As a low-brass player, it’s not enough to just play tenor trombone or bass trombone either. Minimum entry in this world includes small and large bore tenor trombones, bass trombone, all the mutes for said horns (straight, cup, bucket, Harmon, plunger, solotone), and the ability to play all styles with a couple of jazz licks at the ready just in case. It seems to be assumed that you also know how to play euphonium, and having the ability to play bass trumpet, contrabass trombone, and tuba are an extra bonus.
This is not the way most of us were trained. Most of us chose either a classical or jazz path in college and we then devoted many years to perfecting our chosen style. Some end up winning jobs in orchestras, some end up gaining recognition as jazz artists, but few are able to keep all styles going for their entire education. Think “jack of all trades, master of none.”
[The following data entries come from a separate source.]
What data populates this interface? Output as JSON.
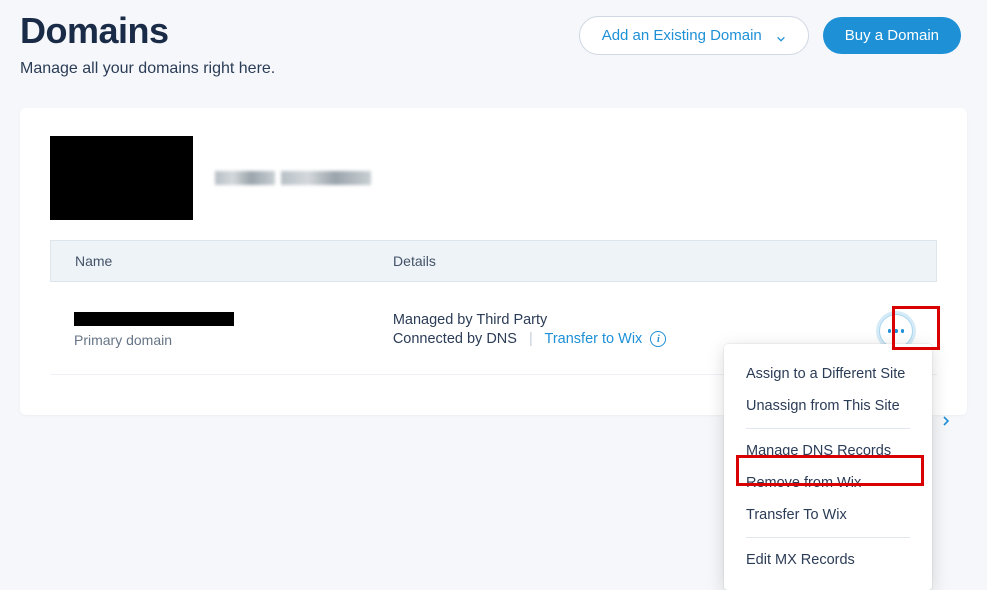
{
  "header": {
    "title": "Domains",
    "subtitle": "Manage all your domains right here.",
    "add_existing_label": "Add an Existing Domain",
    "buy_label": "Buy a Domain"
  },
  "table": {
    "name_header": "Name",
    "details_header": "Details"
  },
  "row": {
    "primary_label": "Primary domain",
    "managed_text": "Managed by Third Party",
    "connected_text": "Connected by DNS",
    "transfer_link": "Transfer to Wix"
  },
  "menu": {
    "assign": "Assign to a Different Site",
    "unassign": "Unassign from This Site",
    "manage_dns": "Manage DNS Records",
    "remove": "Remove from Wix",
    "transfer": "Transfer To Wix",
    "edit_mx": "Edit MX Records"
  }
}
What ends up happening in L.A., however, is that once you start doing some work you realize that the people who are at the top can actually do everything. Some also end up doing some very interesting specializations such as: conch shell, Native American flutes, ethnic percussion, whistle, saw, theremin, etc. At a very high level. It’s kind of nuts, really.
I think that you get your foot in the door by being able to do something really well – lead trumpet, orchestral trumpet, jazz trombone, orchestral trombone, etc. But I think you stay in the scene by being flexible and being able to play your respective doubles at a high level. For me, I really think I needed to be a very good orchestral bass trombonist (regular sub with LA Phil, San Francisco Opera, etc.), but I could also play tenor trombone, contrabass trombone, and tuba. I can also sight-read well and I can swing in a big band. Being good at one thing got me noticed, but these extra attributes are probably the main reasons that I am still working.
Perhaps what goes on in Los Angeles is similar as New York, London, or any other recording center around the world. I have some friends in the New York scene, and I’ve shared some beers with a few studio musicians from London, so I think I have a little of an idea of what it’s like in those places. I believe that what we have in Los Angeles is special. I think being in the same town where so much music, TV, and film is being produced might give us a little edge, at least in terms of having access to the directors, composers, producers, and many of the major studios. It certainly seems to be different in terms of the number of musicians being able to make a living primarily from their work in the recording studios. We have the instruments, the expertise, the knowledge of style, and the tradition. And we’d like to keep working in this beautiful, quirky, over-populated, but extremely deep pool of talent that is Los Angeles.
– Steve Trapani is a Los Angeles based freelance bass trombonist. He teaches trombone at Long Beach State, where he received his Bachelor’s degree in 1994 while studying with the former bass trombonist of the Los Angeles Philharmonic, Jeff Reynolds. Steve has played in just about every orchestra in the state of California, and is a regular sub with the Los Angeles Philharmonic and LA Chamber Orchestra. He can be heard on television and film in such projects as: “Family Guy,” “American Dad!”, “Captain Phillips,” “Pacific Rim,” “Deadpool,” the last “Pirates of the Caribbean” film, and the upcoming “Terminator” and “Charlie’s Angels” films.